To estimate the effects of reproductive tract infections (RTIs) on HIV acquisition among Zimbabwean and Ugandan women.Methods:
A multicenter prospective observational cohort study enrolled 4439 HIV-uninfected women aged 18 to 35 attending family planning clinics in Zimbabwe and Uganda. Participants were interviewed, and tested for HIV and RTIs every 3 months for 15 to 24 months. They received HIV risk reduction counseling, male condoms, and treatment for curable RTIs.Results:
Despite HIV risk reduction counseling and regular screening and treatment for RTIs, the HIV incidence did not decline during the study. Positive HSV-2 serostatus at baseline (hazard ratio [HR] = 3.69, 95% confidence interval = 2.45–5.55), incident HSV-2 (HR = 5.35, 3.06–9.36), incident Neisseria gonorrhoeae (HR = 5.46, 3.41–8.75), and altered vaginal flora during the study (bacterial vaginosis [BV]: HR = 2.12, 1.50–3.01; and intermediate flora: HR = 2.02, 1.39–2.95) were independently associated with HIV acquisition after controlling for demographic and behavioral covariates and other RTIs (Treponema pallidum, Chlamydia trachomatis, Trichomonas vaginalis, and vaginal yeasts). For N. gonorrhoeae, C. trachomatis, T. vaginalis, and vaginal yeasts, the risk of HIV acquisition increased when the infection was identified at the visit before the HIV-detection visit or with the duration of infection. Population attributable risk percent (PAR%) calculations show that HSV-2 contributes most to acquisition of new HIV infections (50.4% for baseline HSV-2 and 7.9% for incident HSV-2), followed by altered vaginal flora (17.2% for bacterial vaginosis and 11.8% for intermediate flora).Conclusions:
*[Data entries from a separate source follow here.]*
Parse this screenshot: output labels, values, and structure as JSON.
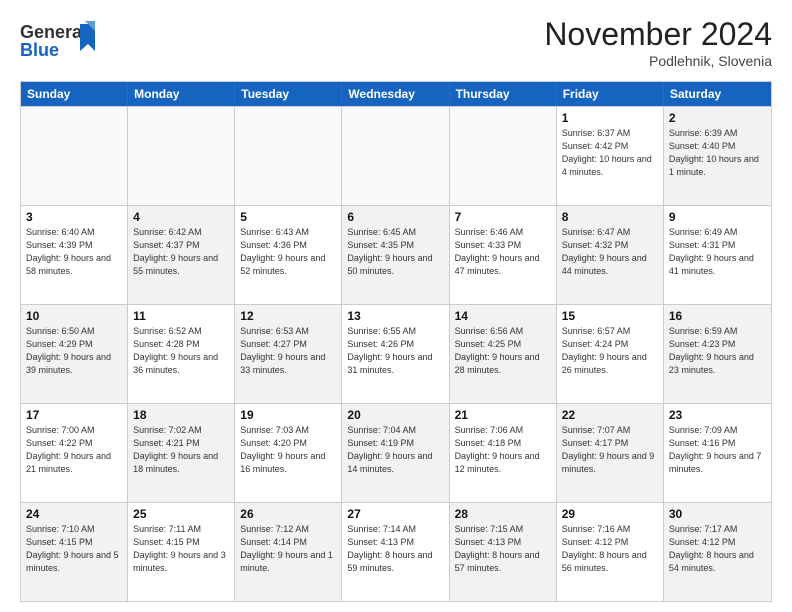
{
  "header": {
    "logo_general": "General",
    "logo_blue": "Blue",
    "month_title": "November 2024",
    "location": "Podlehnik, Slovenia"
  },
  "weekdays": [
    "Sunday",
    "Monday",
    "Tuesday",
    "Wednesday",
    "Thursday",
    "Friday",
    "Saturday"
  ],
  "rows": [
    [
      {
        "day": "",
        "info": "",
        "empty": true
      },
      {
        "day": "",
        "info": "",
        "empty": true
      },
      {
        "day": "",
        "info": "",
        "empty": true
      },
      {
        "day": "",
        "info": "",
        "empty": true
      },
      {
        "day": "",
        "info": "",
        "empty": true
      },
      {
        "day": "1",
        "info": "Sunrise: 6:37 AM\nSunset: 4:42 PM\nDaylight: 10 hours\nand 4 minutes.",
        "empty": false
      },
      {
        "day": "2",
        "info": "Sunrise: 6:39 AM\nSunset: 4:40 PM\nDaylight: 10 hours\nand 1 minute.",
        "empty": false,
        "alt": true
      }
    ],
    [
      {
        "day": "3",
        "info": "Sunrise: 6:40 AM\nSunset: 4:39 PM\nDaylight: 9 hours\nand 58 minutes.",
        "empty": false
      },
      {
        "day": "4",
        "info": "Sunrise: 6:42 AM\nSunset: 4:37 PM\nDaylight: 9 hours\nand 55 minutes.",
        "empty": false,
        "alt": true
      },
      {
        "day": "5",
        "info": "Sunrise: 6:43 AM\nSunset: 4:36 PM\nDaylight: 9 hours\nand 52 minutes.",
        "empty": false
      },
      {
        "day": "6",
        "info": "Sunrise: 6:45 AM\nSunset: 4:35 PM\nDaylight: 9 hours\nand 50 minutes.",
        "empty": false,
        "alt": true
      },
      {
        "day": "7",
        "info": "Sunrise: 6:46 AM\nSunset: 4:33 PM\nDaylight: 9 hours\nand 47 minutes.",
        "empty": false
      },
      {
        "day": "8",
        "info": "Sunrise: 6:47 AM\nSunset: 4:32 PM\nDaylight: 9 hours\nand 44 minutes.",
        "empty": false,
        "alt": true
      },
      {
        "day": "9",
        "info": "Sunrise: 6:49 AM\nSunset: 4:31 PM\nDaylight: 9 hours\nand 41 minutes.",
        "empty": false
      }
    ],
    [
      {
        "day": "10",
        "info": "Sunrise: 6:50 AM\nSunset: 4:29 PM\nDaylight: 9 hours\nand 39 minutes.",
        "empty": false,
        "alt": true
      },
      {
        "day": "11",
        "info": "Sunrise: 6:52 AM\nSunset: 4:28 PM\nDaylight: 9 hours\nand 36 minutes.",
        "empty": false
      },
      {
        "day": "12",
        "info": "Sunrise: 6:53 AM\nSunset: 4:27 PM\nDaylight: 9 hours\nand 33 minutes.",
        "empty": false,
        "alt": true
      },
      {
        "day": "13",
        "info": "Sunrise: 6:55 AM\nSunset: 4:26 PM\nDaylight: 9 hours\nand 31 minutes.",
        "empty": false
      },
      {
        "day": "14",
        "info": "Sunrise: 6:56 AM\nSunset: 4:25 PM\nDaylight: 9 hours\nand 28 minutes.",
        "empty": false,
        "alt": true
      },
      {
        "day": "15",
        "info": "Sunrise: 6:57 AM\nSunset: 4:24 PM\nDaylight: 9 hours\nand 26 minutes.",
        "empty": false
      },
      {
        "day": "16",
        "info": "Sunrise: 6:59 AM\nSunset: 4:23 PM\nDaylight: 9 hours\nand 23 minutes.",
        "empty": false,
        "alt": true
      }
    ],
    [
      {
        "day": "17",
        "info": "Sunrise: 7:00 AM\nSunset: 4:22 PM\nDaylight: 9 hours\nand 21 minutes.",
        "empty": false
      },
      {
        "day": "18",
        "info": "Sunrise: 7:02 AM\nSunset: 4:21 PM\nDaylight: 9 hours\nand 18 minutes.",
        "empty": false,
        "alt": true
      },
      {
        "day": "19",
        "info": "Sunrise: 7:03 AM\nSunset: 4:20 PM\nDaylight: 9 hours\nand 16 minutes.",
        "empty": false
      },
      {
        "day": "20",
        "info": "Sunrise: 7:04 AM\nSunset: 4:19 PM\nDaylight: 9 hours\nand 14 minutes.",
        "empty": false,
        "alt": true
      },
      {
        "day": "21",
        "info": "Sunrise: 7:06 AM\nSunset: 4:18 PM\nDaylight: 9 hours\nand 12 minutes.",
        "empty": false
      },
      {
        "day": "22",
        "info": "Sunrise: 7:07 AM\nSunset: 4:17 PM\nDaylight: 9 hours\nand 9 minutes.",
        "empty": false,
        "alt": true
      },
      {
        "day": "23",
        "info": "Sunrise: 7:09 AM\nSunset: 4:16 PM\nDaylight: 9 hours\nand 7 minutes.",
        "empty": false
      }
    ],
    [
      {
        "day": "24",
        "info": "Sunrise: 7:10 AM\nSunset: 4:15 PM\nDaylight: 9 hours\nand 5 minutes.",
        "empty": false,
        "alt": true
      },
      {
        "day": "25",
        "info": "Sunrise: 7:11 AM\nSunset: 4:15 PM\nDaylight: 9 hours\nand 3 minutes.",
        "empty": false
      },
      {
        "day": "26",
        "info": "Sunrise: 7:12 AM\nSunset: 4:14 PM\nDaylight: 9 hours\nand 1 minute.",
        "empty": false,
        "alt": true
      },
      {
        "day": "27",
        "info": "Sunrise: 7:14 AM\nSunset: 4:13 PM\nDaylight: 8 hours\nand 59 minutes.",
        "empty": false
      },
      {
        "day": "28",
        "info": "Sunrise: 7:15 AM\nSunset: 4:13 PM\nDaylight: 8 hours\nand 57 minutes.",
        "empty": false,
        "alt": true
      },
      {
        "day": "29",
        "info": "Sunrise: 7:16 AM\nSunset: 4:12 PM\nDaylight: 8 hours\nand 56 minutes.",
        "empty": false
      },
      {
        "day": "30",
        "info": "Sunrise: 7:17 AM\nSunset: 4:12 PM\nDaylight: 8 hours\nand 54 minutes.",
        "empty": false,
        "alt": true
      }
    ]
  ]
}
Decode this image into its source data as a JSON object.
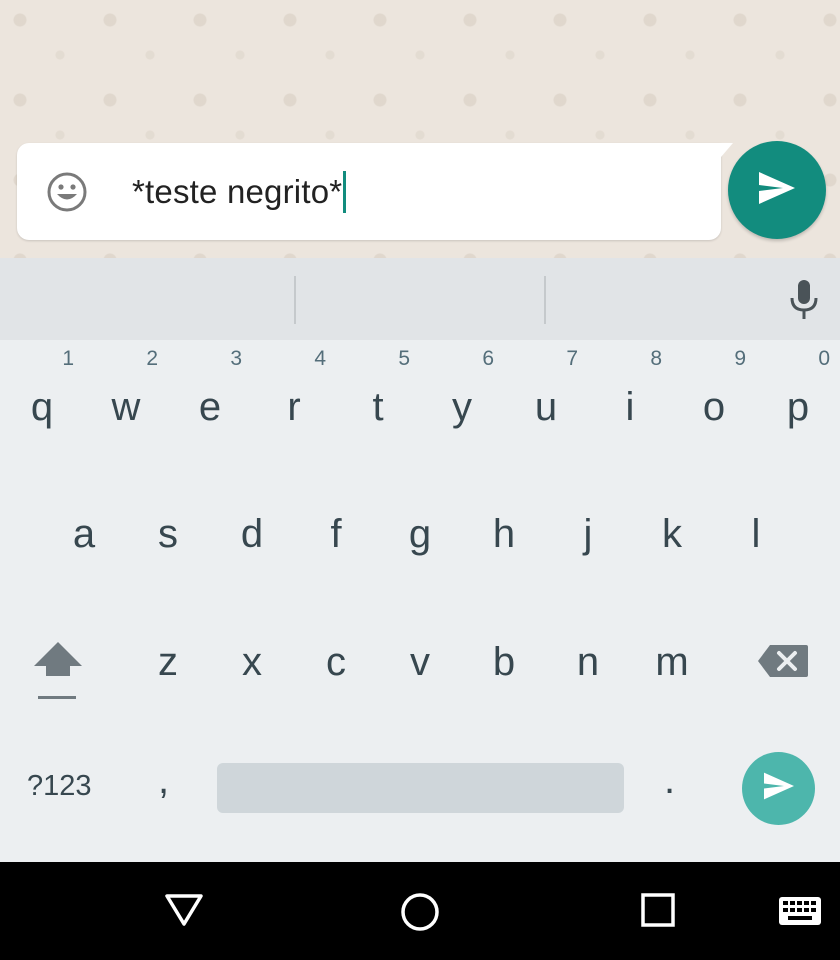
{
  "compose": {
    "text": "*teste negrito*",
    "emoji_icon": "smiley-face-icon",
    "send_icon": "send-arrow-icon"
  },
  "keyboard": {
    "suggestion_bar": {
      "mic_icon": "microphone-icon"
    },
    "row1": [
      {
        "letter": "q",
        "num": "1"
      },
      {
        "letter": "w",
        "num": "2"
      },
      {
        "letter": "e",
        "num": "3"
      },
      {
        "letter": "r",
        "num": "4"
      },
      {
        "letter": "t",
        "num": "5"
      },
      {
        "letter": "y",
        "num": "6"
      },
      {
        "letter": "u",
        "num": "7"
      },
      {
        "letter": "i",
        "num": "8"
      },
      {
        "letter": "o",
        "num": "9"
      },
      {
        "letter": "p",
        "num": "0"
      }
    ],
    "row2": [
      "a",
      "s",
      "d",
      "f",
      "g",
      "h",
      "j",
      "k",
      "l"
    ],
    "row3": [
      "z",
      "x",
      "c",
      "v",
      "b",
      "n",
      "m"
    ],
    "shift_icon": "shift-arrow-icon",
    "backspace_icon": "backspace-icon",
    "symbols_label": "?123",
    "comma_label": ",",
    "period_label": ".",
    "enter_icon": "send-arrow-icon"
  },
  "navbar": {
    "back_icon": "back-triangle-icon",
    "home_icon": "home-circle-icon",
    "recents_icon": "recents-square-icon",
    "keyboard_icon": "keyboard-switch-icon"
  },
  "colors": {
    "accent": "#128c7e",
    "enter_key": "#4db6ac",
    "key_text": "#37474f",
    "keyboard_bg": "#eceff1"
  }
}
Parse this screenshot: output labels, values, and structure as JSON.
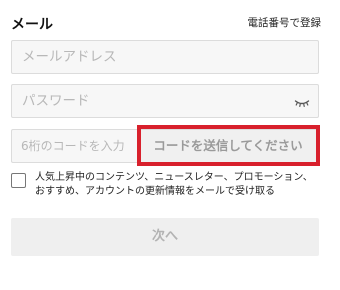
{
  "header": {
    "title": "メール",
    "phone_register_link": "電話番号で登録"
  },
  "email": {
    "placeholder": "メールアドレス",
    "value": ""
  },
  "password": {
    "placeholder": "パスワード",
    "value": "",
    "toggle_icon": "eye-closed-icon"
  },
  "code": {
    "placeholder": "6桁のコードを入力",
    "value": "",
    "send_button_label": "コードを送信してください"
  },
  "newsletter": {
    "checked": false,
    "line1": "人気上昇中のコンテンツ、ニュースレター、プロモーション、",
    "line2": "おすすめ、アカウントの更新情報をメールで受け取る"
  },
  "next_button_label": "次へ",
  "colors": {
    "highlight": "#d8202c",
    "field_background": "#f7f7f7",
    "disabled_text": "#b3b3b3"
  }
}
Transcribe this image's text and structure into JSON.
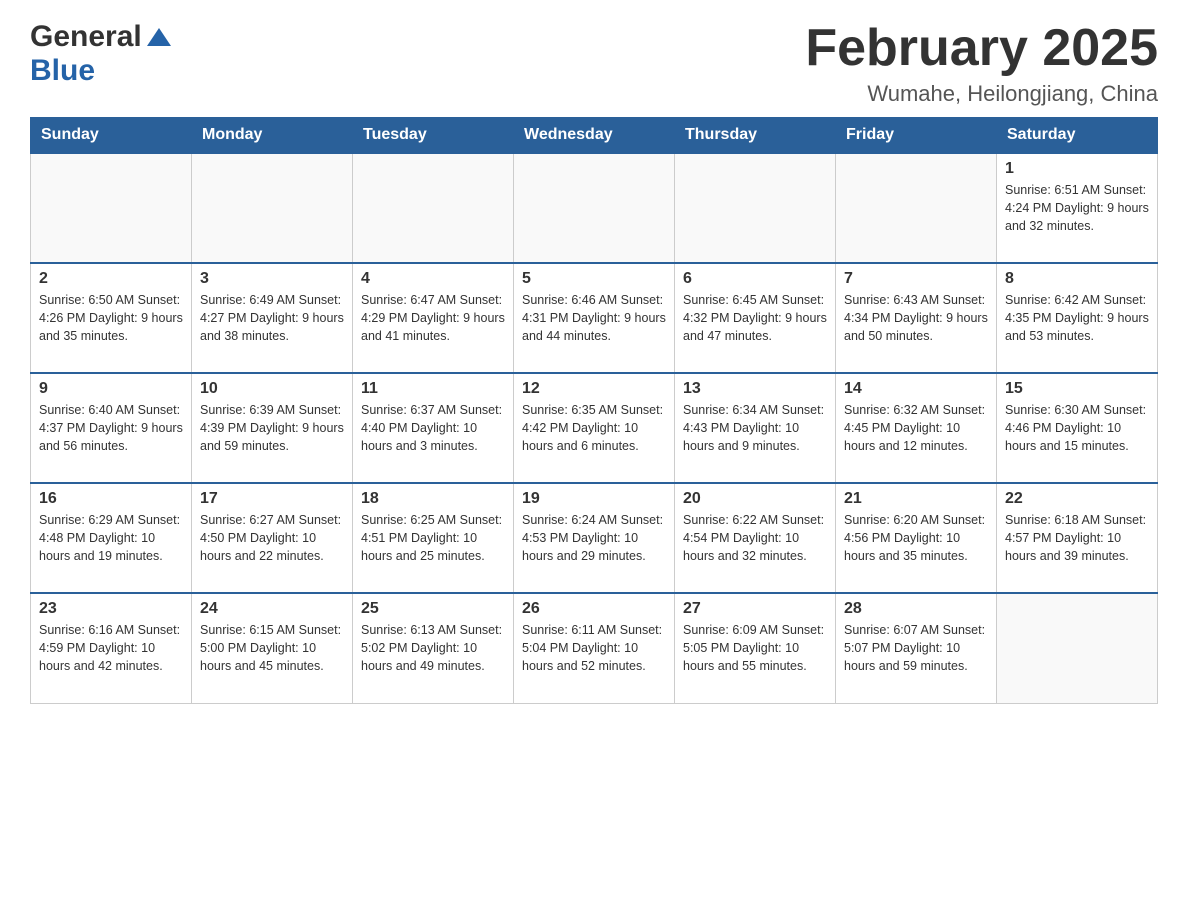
{
  "logo": {
    "general": "General",
    "blue": "Blue"
  },
  "header": {
    "title": "February 2025",
    "location": "Wumahe, Heilongjiang, China"
  },
  "weekdays": [
    "Sunday",
    "Monday",
    "Tuesday",
    "Wednesday",
    "Thursday",
    "Friday",
    "Saturday"
  ],
  "weeks": [
    [
      {
        "day": "",
        "info": ""
      },
      {
        "day": "",
        "info": ""
      },
      {
        "day": "",
        "info": ""
      },
      {
        "day": "",
        "info": ""
      },
      {
        "day": "",
        "info": ""
      },
      {
        "day": "",
        "info": ""
      },
      {
        "day": "1",
        "info": "Sunrise: 6:51 AM\nSunset: 4:24 PM\nDaylight: 9 hours and 32 minutes."
      }
    ],
    [
      {
        "day": "2",
        "info": "Sunrise: 6:50 AM\nSunset: 4:26 PM\nDaylight: 9 hours and 35 minutes."
      },
      {
        "day": "3",
        "info": "Sunrise: 6:49 AM\nSunset: 4:27 PM\nDaylight: 9 hours and 38 minutes."
      },
      {
        "day": "4",
        "info": "Sunrise: 6:47 AM\nSunset: 4:29 PM\nDaylight: 9 hours and 41 minutes."
      },
      {
        "day": "5",
        "info": "Sunrise: 6:46 AM\nSunset: 4:31 PM\nDaylight: 9 hours and 44 minutes."
      },
      {
        "day": "6",
        "info": "Sunrise: 6:45 AM\nSunset: 4:32 PM\nDaylight: 9 hours and 47 minutes."
      },
      {
        "day": "7",
        "info": "Sunrise: 6:43 AM\nSunset: 4:34 PM\nDaylight: 9 hours and 50 minutes."
      },
      {
        "day": "8",
        "info": "Sunrise: 6:42 AM\nSunset: 4:35 PM\nDaylight: 9 hours and 53 minutes."
      }
    ],
    [
      {
        "day": "9",
        "info": "Sunrise: 6:40 AM\nSunset: 4:37 PM\nDaylight: 9 hours and 56 minutes."
      },
      {
        "day": "10",
        "info": "Sunrise: 6:39 AM\nSunset: 4:39 PM\nDaylight: 9 hours and 59 minutes."
      },
      {
        "day": "11",
        "info": "Sunrise: 6:37 AM\nSunset: 4:40 PM\nDaylight: 10 hours and 3 minutes."
      },
      {
        "day": "12",
        "info": "Sunrise: 6:35 AM\nSunset: 4:42 PM\nDaylight: 10 hours and 6 minutes."
      },
      {
        "day": "13",
        "info": "Sunrise: 6:34 AM\nSunset: 4:43 PM\nDaylight: 10 hours and 9 minutes."
      },
      {
        "day": "14",
        "info": "Sunrise: 6:32 AM\nSunset: 4:45 PM\nDaylight: 10 hours and 12 minutes."
      },
      {
        "day": "15",
        "info": "Sunrise: 6:30 AM\nSunset: 4:46 PM\nDaylight: 10 hours and 15 minutes."
      }
    ],
    [
      {
        "day": "16",
        "info": "Sunrise: 6:29 AM\nSunset: 4:48 PM\nDaylight: 10 hours and 19 minutes."
      },
      {
        "day": "17",
        "info": "Sunrise: 6:27 AM\nSunset: 4:50 PM\nDaylight: 10 hours and 22 minutes."
      },
      {
        "day": "18",
        "info": "Sunrise: 6:25 AM\nSunset: 4:51 PM\nDaylight: 10 hours and 25 minutes."
      },
      {
        "day": "19",
        "info": "Sunrise: 6:24 AM\nSunset: 4:53 PM\nDaylight: 10 hours and 29 minutes."
      },
      {
        "day": "20",
        "info": "Sunrise: 6:22 AM\nSunset: 4:54 PM\nDaylight: 10 hours and 32 minutes."
      },
      {
        "day": "21",
        "info": "Sunrise: 6:20 AM\nSunset: 4:56 PM\nDaylight: 10 hours and 35 minutes."
      },
      {
        "day": "22",
        "info": "Sunrise: 6:18 AM\nSunset: 4:57 PM\nDaylight: 10 hours and 39 minutes."
      }
    ],
    [
      {
        "day": "23",
        "info": "Sunrise: 6:16 AM\nSunset: 4:59 PM\nDaylight: 10 hours and 42 minutes."
      },
      {
        "day": "24",
        "info": "Sunrise: 6:15 AM\nSunset: 5:00 PM\nDaylight: 10 hours and 45 minutes."
      },
      {
        "day": "25",
        "info": "Sunrise: 6:13 AM\nSunset: 5:02 PM\nDaylight: 10 hours and 49 minutes."
      },
      {
        "day": "26",
        "info": "Sunrise: 6:11 AM\nSunset: 5:04 PM\nDaylight: 10 hours and 52 minutes."
      },
      {
        "day": "27",
        "info": "Sunrise: 6:09 AM\nSunset: 5:05 PM\nDaylight: 10 hours and 55 minutes."
      },
      {
        "day": "28",
        "info": "Sunrise: 6:07 AM\nSunset: 5:07 PM\nDaylight: 10 hours and 59 minutes."
      },
      {
        "day": "",
        "info": ""
      }
    ]
  ]
}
A substantial proportion of new HIV infections in Zimbabwean and Ugandan women are attributable to RTIs, particularly HSV-2 and altered vaginal flora.